Allen v. Farrow, a docu-series directed by Amy Ziering and Kirby Dick, premiered on Sunday night, prompting the filmmaker and his wife, Soon-Yi Previn, to speak out through a spokesperson: Allen’s sister and producer Letty Aronson.
Their statement issued to the Hollywood Reporter calls the documentary “a hatchet job riddled with falsehoods,” and accuses Ziering and Dick of colluding with ex-wife Mia Farrow to smear him. The statement also claims that Allen and Previn were only approached for comment “less than two months ago,” and were given only a few days to respond. They declined to participate.

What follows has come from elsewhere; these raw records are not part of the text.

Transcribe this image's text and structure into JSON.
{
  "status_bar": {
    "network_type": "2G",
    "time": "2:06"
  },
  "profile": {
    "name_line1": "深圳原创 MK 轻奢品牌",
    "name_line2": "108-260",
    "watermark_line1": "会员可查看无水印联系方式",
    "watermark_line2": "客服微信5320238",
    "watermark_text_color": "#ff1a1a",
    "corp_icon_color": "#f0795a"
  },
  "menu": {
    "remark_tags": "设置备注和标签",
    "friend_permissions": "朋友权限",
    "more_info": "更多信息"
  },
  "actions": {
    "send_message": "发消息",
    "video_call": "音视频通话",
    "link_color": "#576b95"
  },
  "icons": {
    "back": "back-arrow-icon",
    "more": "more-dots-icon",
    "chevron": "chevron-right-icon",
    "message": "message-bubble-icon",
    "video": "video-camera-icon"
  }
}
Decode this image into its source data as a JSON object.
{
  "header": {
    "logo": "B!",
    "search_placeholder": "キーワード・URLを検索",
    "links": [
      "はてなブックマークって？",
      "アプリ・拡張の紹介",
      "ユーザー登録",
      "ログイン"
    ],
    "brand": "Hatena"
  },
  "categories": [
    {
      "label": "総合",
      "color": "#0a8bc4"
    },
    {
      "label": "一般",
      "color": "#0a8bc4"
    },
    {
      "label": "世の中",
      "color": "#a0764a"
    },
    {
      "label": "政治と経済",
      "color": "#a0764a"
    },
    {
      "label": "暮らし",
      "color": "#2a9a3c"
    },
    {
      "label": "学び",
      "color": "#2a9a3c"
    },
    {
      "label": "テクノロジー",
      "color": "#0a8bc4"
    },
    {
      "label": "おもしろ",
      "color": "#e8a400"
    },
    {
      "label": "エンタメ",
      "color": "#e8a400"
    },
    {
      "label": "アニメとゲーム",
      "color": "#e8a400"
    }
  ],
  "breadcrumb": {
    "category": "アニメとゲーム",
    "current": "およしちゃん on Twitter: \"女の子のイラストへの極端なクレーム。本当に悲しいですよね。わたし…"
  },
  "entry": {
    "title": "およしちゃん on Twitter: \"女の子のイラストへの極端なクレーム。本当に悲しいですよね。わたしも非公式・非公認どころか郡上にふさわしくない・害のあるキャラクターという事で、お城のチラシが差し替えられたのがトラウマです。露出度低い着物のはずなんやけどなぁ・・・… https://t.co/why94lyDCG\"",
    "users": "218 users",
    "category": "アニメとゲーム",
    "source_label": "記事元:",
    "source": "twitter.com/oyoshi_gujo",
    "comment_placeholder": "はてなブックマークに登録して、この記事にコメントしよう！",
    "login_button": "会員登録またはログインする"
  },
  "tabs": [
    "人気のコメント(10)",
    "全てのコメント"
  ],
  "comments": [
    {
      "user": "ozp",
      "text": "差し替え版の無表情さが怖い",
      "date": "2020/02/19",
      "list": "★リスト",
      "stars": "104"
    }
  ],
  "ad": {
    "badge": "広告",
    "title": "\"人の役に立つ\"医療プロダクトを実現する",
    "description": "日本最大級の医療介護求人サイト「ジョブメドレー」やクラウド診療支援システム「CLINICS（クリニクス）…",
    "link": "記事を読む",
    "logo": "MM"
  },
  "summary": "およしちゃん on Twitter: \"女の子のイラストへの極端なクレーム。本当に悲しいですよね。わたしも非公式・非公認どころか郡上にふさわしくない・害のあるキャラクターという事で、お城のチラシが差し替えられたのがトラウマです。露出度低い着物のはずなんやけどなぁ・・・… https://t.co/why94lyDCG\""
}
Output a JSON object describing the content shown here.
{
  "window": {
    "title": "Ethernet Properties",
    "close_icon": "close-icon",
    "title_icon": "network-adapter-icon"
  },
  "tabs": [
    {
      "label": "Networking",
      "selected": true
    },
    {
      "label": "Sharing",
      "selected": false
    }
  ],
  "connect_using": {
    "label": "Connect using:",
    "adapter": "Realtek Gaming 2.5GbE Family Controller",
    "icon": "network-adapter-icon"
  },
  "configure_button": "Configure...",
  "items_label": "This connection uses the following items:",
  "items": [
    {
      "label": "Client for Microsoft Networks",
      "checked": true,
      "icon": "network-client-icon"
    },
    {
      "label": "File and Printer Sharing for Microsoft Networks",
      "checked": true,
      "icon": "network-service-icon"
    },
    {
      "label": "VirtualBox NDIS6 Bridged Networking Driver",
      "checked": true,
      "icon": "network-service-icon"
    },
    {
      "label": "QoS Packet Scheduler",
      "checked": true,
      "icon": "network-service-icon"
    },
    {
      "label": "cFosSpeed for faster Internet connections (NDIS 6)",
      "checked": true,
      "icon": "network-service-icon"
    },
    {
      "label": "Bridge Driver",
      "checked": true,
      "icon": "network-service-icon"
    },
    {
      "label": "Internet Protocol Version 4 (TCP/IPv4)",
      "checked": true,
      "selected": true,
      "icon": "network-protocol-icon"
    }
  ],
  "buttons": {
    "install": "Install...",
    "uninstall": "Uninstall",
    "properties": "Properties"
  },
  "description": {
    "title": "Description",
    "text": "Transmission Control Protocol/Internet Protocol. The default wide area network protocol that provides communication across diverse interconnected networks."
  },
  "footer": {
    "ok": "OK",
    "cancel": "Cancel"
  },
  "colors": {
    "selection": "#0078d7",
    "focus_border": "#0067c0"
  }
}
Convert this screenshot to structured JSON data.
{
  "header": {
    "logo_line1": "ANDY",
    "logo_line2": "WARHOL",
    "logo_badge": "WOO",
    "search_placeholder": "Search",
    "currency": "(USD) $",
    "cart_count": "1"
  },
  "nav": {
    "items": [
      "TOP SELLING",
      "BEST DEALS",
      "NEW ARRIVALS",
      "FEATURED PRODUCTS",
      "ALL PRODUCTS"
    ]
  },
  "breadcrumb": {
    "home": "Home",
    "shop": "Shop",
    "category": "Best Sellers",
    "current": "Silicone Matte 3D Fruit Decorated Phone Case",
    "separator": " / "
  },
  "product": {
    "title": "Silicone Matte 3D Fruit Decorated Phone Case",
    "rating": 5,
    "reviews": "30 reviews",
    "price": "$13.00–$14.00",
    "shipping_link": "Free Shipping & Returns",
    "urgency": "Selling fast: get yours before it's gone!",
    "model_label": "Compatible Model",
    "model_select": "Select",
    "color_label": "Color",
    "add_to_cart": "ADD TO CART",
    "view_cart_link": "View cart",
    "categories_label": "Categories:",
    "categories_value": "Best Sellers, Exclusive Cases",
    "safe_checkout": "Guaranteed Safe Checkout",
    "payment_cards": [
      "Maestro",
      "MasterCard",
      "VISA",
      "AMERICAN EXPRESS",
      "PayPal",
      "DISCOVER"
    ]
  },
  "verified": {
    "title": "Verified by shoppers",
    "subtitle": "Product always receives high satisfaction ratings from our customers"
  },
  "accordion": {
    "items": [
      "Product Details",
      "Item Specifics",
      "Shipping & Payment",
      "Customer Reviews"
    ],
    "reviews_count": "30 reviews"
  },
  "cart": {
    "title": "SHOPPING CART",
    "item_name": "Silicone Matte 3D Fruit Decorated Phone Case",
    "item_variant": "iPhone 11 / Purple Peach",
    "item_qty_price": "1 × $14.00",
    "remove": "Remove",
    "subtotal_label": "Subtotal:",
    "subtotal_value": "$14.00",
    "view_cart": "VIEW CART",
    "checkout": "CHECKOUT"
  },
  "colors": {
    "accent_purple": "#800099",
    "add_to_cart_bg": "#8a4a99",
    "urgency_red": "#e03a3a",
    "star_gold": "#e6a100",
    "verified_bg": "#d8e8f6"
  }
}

But in an interview with Variety, Allen v. Farrow producer Amy Herdy said that the team had first reached out to Allen’s publicist in 2018, when Dick and Ziering started to work on the project.
“I reached out to his rep a few times to try and interview him then — and got crickets back,” Herdy said. “I know they got my request, because I was able to get an assistant on the phone saying, ‘You are getting my emails, right?’ And she said yes. But they never responded.”
Over four episodes, Allen v. Farrow gives a chronological account of the director’s relationship with actress Mia Farrow, the scandal surrounding his relationship with her adopted daughter (and Allen’s wife of 23 years) Soon-Yi, and the allegations of sexual abuse made by his adopted daughter, Dylan. Using a trove of archival footage, as well as current-day interviews with Dylan, Mia, and others who claim to have witnessed a pattern of inappropriate behaviour from Allen, Ziering and Dick methodically parse a case that has so far been relegated to the realm of “he said, she said.”
“As has been known for decades, these allegations are categorically false,” Allen’s statement continues. “Multiple agencies investigated them at the time and found that, whatever Dylan Farrow may have been led to believe, absolutely no abuse had ever taken place.”
Allen v. Farrow stresses at multiple points that Allen categorically denies the abuse, and also dedicates an entire episode to the Yale-New Haven report that cleared him of wrong-doing — a report that was contested as flawed by many experts at the time, and is again questioned in the documentary — as well as the investigation led by Connecticut State’s Attorney Frank Maco, which “found probable cause” to prosecute Allen, though the case never went to court.
Allen’s statement also lays blame on HBO itself, a network he says “has a standing production deal and business relationship with Ronan Farrow,” his son with Mia Farrow. What the statement leaves out is that Allen also has a relationship with the network. Six of his films are currently available to stream on HBOMax, including September, Another Woman, Shadows and Fog, Radio Days, and Broadway Danny Rose, all of which star Mia Farrow.
“We talk about that in Episode 4,” Ziering told Variety. “We go into depth about the decisions people have to make about consuming product. It is something that many people talk about struggling with. And that’s also why we want people to think and reflect on that. I think there’s a lot of art out there with complicated biographical backgrounds. We invite people to make their own decisions.”